**RECORDS**
<<<<

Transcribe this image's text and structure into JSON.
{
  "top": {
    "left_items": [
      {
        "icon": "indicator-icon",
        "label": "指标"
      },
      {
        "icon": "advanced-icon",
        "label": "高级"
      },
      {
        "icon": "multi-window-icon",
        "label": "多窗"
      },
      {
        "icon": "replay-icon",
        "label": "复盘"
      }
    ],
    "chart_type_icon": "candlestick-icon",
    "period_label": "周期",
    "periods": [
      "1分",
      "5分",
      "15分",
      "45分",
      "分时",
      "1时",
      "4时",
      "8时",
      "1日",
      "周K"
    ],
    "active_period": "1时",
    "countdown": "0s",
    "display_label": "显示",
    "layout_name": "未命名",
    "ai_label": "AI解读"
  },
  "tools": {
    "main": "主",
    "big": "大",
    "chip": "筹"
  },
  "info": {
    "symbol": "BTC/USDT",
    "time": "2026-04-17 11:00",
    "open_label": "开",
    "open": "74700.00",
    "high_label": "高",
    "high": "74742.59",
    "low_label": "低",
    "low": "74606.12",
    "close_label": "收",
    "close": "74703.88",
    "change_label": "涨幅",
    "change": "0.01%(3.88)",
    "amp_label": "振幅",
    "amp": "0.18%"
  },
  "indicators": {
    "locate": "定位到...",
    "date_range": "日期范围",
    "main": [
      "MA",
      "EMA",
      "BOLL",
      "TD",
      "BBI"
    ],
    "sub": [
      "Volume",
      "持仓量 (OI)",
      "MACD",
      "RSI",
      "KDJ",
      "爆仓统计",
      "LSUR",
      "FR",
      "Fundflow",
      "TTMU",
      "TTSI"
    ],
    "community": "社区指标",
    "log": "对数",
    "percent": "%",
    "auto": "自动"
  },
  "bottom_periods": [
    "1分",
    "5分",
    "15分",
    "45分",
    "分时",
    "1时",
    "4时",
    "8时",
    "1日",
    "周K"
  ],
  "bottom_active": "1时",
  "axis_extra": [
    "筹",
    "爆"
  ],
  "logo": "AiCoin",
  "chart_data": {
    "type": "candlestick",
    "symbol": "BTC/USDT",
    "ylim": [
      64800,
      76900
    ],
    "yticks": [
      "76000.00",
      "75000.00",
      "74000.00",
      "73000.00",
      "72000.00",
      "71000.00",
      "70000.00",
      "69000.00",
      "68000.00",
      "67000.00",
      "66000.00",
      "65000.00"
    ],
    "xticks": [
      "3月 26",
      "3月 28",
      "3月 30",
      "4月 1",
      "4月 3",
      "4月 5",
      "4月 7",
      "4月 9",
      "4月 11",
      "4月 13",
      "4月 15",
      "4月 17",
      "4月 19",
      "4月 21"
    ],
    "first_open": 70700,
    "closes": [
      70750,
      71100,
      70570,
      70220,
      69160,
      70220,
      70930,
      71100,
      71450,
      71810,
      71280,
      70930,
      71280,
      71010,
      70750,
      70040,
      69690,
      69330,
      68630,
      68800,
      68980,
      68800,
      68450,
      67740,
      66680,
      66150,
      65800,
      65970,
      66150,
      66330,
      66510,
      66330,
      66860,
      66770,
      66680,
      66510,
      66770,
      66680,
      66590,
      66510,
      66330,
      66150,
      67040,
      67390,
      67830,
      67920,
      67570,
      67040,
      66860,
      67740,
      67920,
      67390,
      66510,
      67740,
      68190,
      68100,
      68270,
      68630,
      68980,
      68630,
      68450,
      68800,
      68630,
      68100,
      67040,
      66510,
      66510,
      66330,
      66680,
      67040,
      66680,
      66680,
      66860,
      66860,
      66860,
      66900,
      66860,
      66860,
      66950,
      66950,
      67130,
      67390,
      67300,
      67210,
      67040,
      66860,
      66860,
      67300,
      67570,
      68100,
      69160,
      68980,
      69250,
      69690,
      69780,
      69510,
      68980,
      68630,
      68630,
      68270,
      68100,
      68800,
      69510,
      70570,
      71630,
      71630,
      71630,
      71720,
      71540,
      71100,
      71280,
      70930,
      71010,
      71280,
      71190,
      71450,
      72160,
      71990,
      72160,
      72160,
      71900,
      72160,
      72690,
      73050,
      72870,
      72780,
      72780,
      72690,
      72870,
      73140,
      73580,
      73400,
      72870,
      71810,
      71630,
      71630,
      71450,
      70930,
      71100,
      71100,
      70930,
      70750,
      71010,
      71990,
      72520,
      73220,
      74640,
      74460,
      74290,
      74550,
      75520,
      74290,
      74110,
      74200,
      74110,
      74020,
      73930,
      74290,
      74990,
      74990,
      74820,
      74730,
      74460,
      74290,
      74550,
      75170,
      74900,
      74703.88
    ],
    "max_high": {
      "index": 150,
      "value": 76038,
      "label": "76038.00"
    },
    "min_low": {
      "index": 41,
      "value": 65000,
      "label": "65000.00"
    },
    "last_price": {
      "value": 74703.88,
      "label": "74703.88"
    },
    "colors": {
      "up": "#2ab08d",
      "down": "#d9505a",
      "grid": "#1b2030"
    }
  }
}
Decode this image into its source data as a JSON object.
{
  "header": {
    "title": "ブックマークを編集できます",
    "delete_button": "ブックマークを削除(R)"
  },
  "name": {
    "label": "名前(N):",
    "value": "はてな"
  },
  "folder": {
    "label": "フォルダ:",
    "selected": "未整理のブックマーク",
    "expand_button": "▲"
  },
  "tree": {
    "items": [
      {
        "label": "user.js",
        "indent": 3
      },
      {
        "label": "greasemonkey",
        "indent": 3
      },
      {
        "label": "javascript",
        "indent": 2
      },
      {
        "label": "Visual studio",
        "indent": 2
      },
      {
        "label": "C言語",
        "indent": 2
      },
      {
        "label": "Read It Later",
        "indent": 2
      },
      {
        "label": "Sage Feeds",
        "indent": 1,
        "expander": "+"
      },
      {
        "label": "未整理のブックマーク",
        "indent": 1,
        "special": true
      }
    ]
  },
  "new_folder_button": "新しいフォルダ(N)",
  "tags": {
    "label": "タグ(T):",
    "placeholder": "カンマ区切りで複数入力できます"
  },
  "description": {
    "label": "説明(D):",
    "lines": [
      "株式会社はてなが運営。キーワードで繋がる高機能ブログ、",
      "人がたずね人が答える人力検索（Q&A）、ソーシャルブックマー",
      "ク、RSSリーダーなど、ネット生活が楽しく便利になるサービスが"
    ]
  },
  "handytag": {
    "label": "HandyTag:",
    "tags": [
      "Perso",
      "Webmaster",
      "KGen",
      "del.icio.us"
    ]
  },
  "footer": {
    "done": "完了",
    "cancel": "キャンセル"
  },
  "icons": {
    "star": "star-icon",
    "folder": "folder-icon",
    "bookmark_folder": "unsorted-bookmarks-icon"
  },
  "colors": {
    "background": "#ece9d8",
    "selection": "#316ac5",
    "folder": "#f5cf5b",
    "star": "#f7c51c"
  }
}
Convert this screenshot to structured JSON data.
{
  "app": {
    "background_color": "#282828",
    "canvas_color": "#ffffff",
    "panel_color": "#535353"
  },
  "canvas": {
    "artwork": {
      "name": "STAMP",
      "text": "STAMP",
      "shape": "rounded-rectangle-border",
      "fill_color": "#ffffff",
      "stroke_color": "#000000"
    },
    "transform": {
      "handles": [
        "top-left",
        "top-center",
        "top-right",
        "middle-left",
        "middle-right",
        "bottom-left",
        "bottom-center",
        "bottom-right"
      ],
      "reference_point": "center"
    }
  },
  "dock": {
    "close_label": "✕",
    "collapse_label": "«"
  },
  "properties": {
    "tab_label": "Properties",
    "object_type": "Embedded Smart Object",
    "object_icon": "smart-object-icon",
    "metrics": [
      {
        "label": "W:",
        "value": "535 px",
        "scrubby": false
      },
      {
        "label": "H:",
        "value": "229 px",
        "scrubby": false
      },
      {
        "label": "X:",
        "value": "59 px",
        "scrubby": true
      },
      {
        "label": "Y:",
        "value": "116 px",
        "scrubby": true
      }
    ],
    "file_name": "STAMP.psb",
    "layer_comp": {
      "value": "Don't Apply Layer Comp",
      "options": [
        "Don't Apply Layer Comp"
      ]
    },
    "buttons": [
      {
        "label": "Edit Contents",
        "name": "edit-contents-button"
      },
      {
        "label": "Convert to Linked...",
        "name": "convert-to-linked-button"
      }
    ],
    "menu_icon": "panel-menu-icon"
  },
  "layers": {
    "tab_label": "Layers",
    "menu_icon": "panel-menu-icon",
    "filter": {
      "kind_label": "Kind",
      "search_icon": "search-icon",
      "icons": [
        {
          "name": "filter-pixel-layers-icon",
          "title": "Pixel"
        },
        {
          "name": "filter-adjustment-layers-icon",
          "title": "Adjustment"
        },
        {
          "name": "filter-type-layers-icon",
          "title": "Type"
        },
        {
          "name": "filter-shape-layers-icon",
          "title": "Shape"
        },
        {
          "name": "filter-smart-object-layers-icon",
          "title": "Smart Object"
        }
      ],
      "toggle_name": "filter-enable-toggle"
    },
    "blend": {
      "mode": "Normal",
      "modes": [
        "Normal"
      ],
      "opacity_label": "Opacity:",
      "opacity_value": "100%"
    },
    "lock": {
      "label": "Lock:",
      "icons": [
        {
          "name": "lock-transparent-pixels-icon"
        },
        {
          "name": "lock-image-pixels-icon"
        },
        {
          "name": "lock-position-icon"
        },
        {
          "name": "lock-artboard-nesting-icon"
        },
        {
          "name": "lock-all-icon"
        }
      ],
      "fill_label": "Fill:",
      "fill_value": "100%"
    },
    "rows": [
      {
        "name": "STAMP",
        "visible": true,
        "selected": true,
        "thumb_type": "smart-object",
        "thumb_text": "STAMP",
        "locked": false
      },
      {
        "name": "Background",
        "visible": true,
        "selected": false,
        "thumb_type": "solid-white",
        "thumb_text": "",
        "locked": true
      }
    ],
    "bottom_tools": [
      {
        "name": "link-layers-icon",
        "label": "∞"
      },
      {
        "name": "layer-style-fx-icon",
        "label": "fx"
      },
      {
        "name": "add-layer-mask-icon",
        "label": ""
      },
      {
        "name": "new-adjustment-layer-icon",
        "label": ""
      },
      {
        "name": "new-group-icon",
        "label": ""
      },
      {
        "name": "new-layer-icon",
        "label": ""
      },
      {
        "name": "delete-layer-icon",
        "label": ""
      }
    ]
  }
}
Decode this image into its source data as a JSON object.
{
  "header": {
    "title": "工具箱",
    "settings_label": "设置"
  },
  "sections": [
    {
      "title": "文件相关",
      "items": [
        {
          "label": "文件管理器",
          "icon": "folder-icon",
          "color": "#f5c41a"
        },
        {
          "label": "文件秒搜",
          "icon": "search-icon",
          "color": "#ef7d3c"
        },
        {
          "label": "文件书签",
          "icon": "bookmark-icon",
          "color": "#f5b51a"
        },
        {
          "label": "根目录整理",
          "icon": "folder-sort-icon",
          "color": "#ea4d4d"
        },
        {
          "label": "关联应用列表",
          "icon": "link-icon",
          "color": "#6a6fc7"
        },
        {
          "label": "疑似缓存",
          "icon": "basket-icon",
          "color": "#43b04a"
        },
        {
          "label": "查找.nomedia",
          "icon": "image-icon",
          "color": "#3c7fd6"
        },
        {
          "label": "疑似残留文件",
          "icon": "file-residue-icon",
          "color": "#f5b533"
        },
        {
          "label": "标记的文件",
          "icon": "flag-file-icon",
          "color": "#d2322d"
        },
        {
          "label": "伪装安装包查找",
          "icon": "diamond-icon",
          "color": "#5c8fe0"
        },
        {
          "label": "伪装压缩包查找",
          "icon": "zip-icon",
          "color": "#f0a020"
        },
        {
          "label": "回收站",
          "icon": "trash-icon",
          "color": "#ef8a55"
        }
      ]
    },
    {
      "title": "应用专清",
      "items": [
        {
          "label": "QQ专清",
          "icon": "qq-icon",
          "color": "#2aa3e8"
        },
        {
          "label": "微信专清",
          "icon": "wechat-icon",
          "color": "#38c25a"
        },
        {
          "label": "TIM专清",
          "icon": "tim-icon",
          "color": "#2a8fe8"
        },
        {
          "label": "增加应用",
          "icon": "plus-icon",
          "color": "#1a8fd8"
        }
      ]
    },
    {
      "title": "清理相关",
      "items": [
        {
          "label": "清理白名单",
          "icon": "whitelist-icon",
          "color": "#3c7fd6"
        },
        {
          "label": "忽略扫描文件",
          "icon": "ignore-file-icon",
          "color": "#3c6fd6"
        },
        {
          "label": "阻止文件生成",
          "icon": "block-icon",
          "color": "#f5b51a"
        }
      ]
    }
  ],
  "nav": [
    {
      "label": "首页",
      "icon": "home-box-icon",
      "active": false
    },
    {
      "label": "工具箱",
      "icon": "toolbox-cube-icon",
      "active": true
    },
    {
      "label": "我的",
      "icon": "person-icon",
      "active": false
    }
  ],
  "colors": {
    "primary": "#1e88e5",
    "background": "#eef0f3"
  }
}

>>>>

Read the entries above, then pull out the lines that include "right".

        "top-right",
        "middle-right",
        "bottom-right"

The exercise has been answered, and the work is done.